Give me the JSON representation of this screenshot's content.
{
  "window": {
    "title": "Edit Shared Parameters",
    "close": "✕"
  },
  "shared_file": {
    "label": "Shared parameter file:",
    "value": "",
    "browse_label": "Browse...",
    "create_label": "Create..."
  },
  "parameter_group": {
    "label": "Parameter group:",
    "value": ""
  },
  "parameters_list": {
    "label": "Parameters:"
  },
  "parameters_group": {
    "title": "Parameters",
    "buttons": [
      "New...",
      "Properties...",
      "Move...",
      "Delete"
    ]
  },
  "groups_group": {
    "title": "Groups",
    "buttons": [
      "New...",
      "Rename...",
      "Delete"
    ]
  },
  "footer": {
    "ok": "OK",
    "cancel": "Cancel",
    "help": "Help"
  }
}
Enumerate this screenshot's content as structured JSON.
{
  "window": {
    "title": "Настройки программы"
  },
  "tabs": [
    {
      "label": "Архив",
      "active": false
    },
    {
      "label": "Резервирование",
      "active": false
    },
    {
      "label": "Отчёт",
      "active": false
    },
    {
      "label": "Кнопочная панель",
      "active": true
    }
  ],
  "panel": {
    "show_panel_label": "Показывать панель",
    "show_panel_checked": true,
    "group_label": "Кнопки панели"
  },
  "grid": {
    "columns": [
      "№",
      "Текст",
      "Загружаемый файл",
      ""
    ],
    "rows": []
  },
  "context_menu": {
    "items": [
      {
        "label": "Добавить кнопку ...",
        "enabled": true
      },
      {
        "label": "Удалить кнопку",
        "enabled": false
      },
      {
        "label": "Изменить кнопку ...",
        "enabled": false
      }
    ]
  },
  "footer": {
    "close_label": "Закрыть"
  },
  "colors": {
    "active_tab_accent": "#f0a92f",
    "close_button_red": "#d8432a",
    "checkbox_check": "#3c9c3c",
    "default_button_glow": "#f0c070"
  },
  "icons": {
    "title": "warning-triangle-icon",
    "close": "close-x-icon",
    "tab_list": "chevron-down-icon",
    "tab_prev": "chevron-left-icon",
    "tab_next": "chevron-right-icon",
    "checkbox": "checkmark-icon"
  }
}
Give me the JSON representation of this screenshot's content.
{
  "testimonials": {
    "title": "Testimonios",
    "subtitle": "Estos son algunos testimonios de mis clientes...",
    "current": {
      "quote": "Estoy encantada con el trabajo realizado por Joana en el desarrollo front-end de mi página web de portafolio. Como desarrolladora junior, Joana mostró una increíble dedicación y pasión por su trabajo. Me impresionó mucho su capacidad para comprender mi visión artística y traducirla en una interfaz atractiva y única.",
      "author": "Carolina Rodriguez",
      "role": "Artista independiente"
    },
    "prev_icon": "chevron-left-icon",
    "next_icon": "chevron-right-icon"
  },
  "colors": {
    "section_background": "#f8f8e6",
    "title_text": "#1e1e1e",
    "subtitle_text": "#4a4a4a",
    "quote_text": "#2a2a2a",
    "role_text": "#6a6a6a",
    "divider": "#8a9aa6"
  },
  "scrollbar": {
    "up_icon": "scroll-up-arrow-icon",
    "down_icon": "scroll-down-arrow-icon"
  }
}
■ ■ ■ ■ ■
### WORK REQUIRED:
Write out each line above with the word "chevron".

### OUTPUT:
    "tab_list": "chevron-down-icon",
    "tab_prev": "chevron-left-icon",
    "tab_next": "chevron-right-icon",
    "prev_icon": "chevron-left-icon",
    "next_icon": "chevron-right-icon"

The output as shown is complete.